Media Contact

ACLU of Florida Media Office,, 786-363-2737

March 6, 2017

TALLAHASSEE, FL – The Florida Supreme Court today held a hearing to review the language of a proposed amendment to the state constitution which would automatically restore the right to vote for many people with past felony convictions.

Responding to the hearing, ACLU of Florida Executive Director Howard Simon stated:

"We are grateful to the Florida Supreme Court for this hearing, and expect that the court will approve the language for the proposed constitutional amendment. We also express our gratitude to Jon Mills, who argued on behalf of the amendment before the court today, for his work so far in the effort  to restore voting rights.

"Once the court approves the language, the next step requires a lot of work from a great many people:  gathering the necessary signatures from the public and mounting a successful campaign to end Florida’s Civil War-era voting ban and bring our state into the 21st Century.

"The lifetime voting ban in Florida – one of only four states with such a policy – is rooted in Civil War-Era efforts to reduce the power of the Black vote. This stain on our constitution has left roughly 1.6 million people out of the franchise: more than any other state.

"This amendment reflects the moral belief that those who have committed crimes deserve to be punished, but when they have served their time and fulfilled the terms of their sentence, they should be restored to full citizenship. This amendment would mean voting rights will be restored only for those who have completed all the terms of their sentence, and excludes those who have committed the most serious crimes: murder and a felony sexual offense.

"It is long past due to take the manipulation of who can vote in Florida out of the hands of politicians, who can and have changed the Rules of Executive Clemency from one administration to the next.  It has been proven that when people returning to our communities are able to vote and have the other aspects of citizenship restored, they are less likely to reoffend, keeping us all safer and saving the taxpayers money.
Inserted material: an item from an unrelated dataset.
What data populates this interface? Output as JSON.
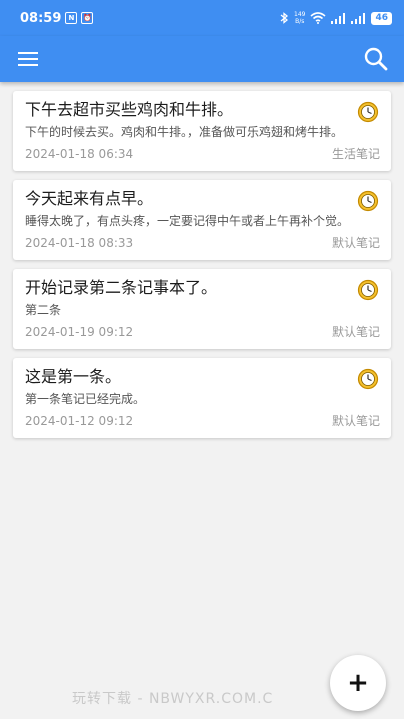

"Florida should stand beside the 29 other states like Georgia, Louisiana, Washington and New York that take a similar view that those who have completed their sentences should be restored to full citizenship."